» **Exercise requirements**: Nothing in the entries may be dropped: restate them word for word.

(Dataset rows for apps and sites)
-*-
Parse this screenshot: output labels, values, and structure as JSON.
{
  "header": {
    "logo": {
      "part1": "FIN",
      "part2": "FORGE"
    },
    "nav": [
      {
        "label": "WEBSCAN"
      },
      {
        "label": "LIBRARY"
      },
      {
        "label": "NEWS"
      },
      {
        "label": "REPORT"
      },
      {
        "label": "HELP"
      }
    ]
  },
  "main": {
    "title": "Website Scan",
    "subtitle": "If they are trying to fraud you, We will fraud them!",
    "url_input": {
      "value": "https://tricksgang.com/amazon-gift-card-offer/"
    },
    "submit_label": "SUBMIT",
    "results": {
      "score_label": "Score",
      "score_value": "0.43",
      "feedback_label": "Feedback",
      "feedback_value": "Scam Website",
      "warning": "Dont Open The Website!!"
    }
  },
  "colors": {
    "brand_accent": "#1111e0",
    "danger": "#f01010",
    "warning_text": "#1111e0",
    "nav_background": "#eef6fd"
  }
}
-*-
» **Task result**:
Parse this screenshot: output labels, values, and structure as JSON.
{
  "header": {
    "logo": {
      "part1": "FIN",
      "part2": "FORGE"
    },
    "nav": [
      {
        "label": "WEBSCAN"
      },
      {
        "label": "LIBRARY"
      },
      {
        "label": "NEWS"
      },
      {
        "label": "REPORT"
      },
      {
        "label": "HELP"
      }
    ]
  },
  "main": {
    "title": "Website Scan",
    "subtitle": "If they are trying to fraud you, We will fraud them!",
    "url_input": {
      "value": "https://tricksgang.com/amazon-gift-card-offer/"
    },
    "submit_label": "SUBMIT",
    "results": {
      "score_label": "Score",
      "score_value": "0.43",
      "feedback_label": "Feedback",
      "feedback_value": "Scam Website",
      "warning": "Dont Open The Website!!"
    }
  },
  "colors": {
    "brand_accent": "#1111e0",
    "danger": "#f01010",
    "warning_text": "#1111e0",
    "nav_background": "#eef6fd"
  }
}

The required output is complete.